To be clear, there are some instances in which a broker may be allowed to keep his or her clients if the rep and the new firm were to reach an understanding. However, this type of resolution assumes that both parties are also able to obtain the appropriate licenses. There is no guarantee that this will be the case; therefore, failing to discuss the states you are permitted to register in at the time of hire is one of the biggest mistakes you can make. Be sure to inquire if you will be allowed to obtain a registration in all states, particularly if you have clients that you would like to keep after making the move. By that same token, make sure the new firm is registered in all of the states in which you plan to conduct business.
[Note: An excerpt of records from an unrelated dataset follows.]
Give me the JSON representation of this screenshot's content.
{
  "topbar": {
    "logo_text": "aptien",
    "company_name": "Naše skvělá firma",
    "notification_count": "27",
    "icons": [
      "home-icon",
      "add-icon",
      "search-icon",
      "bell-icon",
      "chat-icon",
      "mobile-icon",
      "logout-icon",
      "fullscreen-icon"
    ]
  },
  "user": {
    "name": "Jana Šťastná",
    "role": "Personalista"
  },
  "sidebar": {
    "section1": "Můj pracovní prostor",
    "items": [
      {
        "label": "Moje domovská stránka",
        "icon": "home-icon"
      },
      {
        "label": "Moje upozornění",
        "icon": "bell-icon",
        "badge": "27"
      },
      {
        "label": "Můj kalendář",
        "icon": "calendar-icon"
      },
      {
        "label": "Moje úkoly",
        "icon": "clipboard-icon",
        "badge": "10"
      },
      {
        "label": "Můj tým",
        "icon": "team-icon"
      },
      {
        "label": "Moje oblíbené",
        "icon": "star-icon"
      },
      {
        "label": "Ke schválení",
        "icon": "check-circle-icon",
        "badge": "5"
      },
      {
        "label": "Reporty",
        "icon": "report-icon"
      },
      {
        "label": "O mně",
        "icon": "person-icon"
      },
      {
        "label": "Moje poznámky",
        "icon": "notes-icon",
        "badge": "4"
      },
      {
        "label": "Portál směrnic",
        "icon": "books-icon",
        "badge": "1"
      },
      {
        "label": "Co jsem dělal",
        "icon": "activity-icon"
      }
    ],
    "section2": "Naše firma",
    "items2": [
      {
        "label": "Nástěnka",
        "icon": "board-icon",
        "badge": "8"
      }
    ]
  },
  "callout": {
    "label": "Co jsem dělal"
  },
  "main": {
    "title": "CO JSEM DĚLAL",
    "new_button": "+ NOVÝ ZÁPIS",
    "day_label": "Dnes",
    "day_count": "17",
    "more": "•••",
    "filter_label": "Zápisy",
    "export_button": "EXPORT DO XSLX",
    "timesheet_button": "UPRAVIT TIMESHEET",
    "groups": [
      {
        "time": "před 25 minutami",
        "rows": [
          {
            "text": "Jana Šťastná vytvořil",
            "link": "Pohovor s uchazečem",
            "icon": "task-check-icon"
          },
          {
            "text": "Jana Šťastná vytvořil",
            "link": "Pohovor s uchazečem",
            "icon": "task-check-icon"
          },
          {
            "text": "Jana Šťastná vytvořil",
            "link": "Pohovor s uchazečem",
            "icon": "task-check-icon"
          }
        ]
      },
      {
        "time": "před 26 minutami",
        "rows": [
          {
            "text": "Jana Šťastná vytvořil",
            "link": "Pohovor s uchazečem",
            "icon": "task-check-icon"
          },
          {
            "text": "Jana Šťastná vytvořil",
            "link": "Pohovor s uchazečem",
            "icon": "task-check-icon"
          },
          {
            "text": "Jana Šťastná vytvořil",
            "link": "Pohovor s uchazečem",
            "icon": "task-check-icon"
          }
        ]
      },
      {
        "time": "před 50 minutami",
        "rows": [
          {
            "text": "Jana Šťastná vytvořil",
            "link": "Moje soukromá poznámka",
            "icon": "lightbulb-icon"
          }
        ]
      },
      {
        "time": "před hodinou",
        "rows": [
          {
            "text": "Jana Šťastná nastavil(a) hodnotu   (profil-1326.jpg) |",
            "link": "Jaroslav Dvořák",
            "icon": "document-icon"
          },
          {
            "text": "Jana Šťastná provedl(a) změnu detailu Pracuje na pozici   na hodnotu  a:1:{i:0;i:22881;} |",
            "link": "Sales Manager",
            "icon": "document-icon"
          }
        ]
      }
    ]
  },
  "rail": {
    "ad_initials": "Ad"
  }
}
Some firms don't have retirement plans and/or they do not make any retirement contributions, while other firms will offer a payout upon retirement equal to a certain percentage of your most recent annual production. Naturally, payouts vary from firm to firm and need to be checked out before you sign a deal to make the switch. In addition, if a broker or advisor has been at a firm for many years, he or she may have a large amounted of vested and unvested funds in an existing pension plan. Leaving that firm for another opportunity could mean leaving thousands of dollars on the table. (For related reading, see the 401(k) and Qualified Plans tutorial.)
Should you decide to move, the new firm could be the company you stay with for the remainder of your career. Take a long-term view of the situation and consider the contributions that both you and your new firm will make to your retirement account. Leaving your current position may just make good financial sense.
Before even going on an interview with a new firm, do a search of the company on the SEC website. This will allow you to review the details of any pending arbitration, as well as see the dollar amounts plaintiffs are seeking. It will also give details of past securities infractions, any penalties paid, and any amounts paid out in arbitration. In most cases, arbitration disputes are cleared up in short order and you may not have anything to worry about. However, if your new firm becomes entangled in a serious investigation, the pending litigation could clean out the firm's assets, and force it to let its sales staff go.
As a broker, you want to uphold an exemplary record with a firm with the same ethics. Obtaining this information can be very useful in the decision-making process, and may actually help you avoid a career disaster.
There are many variables to consider when switching firms. Don't just accept another firm's offer at face value - research what your new position will entail and how it will impact your life and career. You will be happy you did!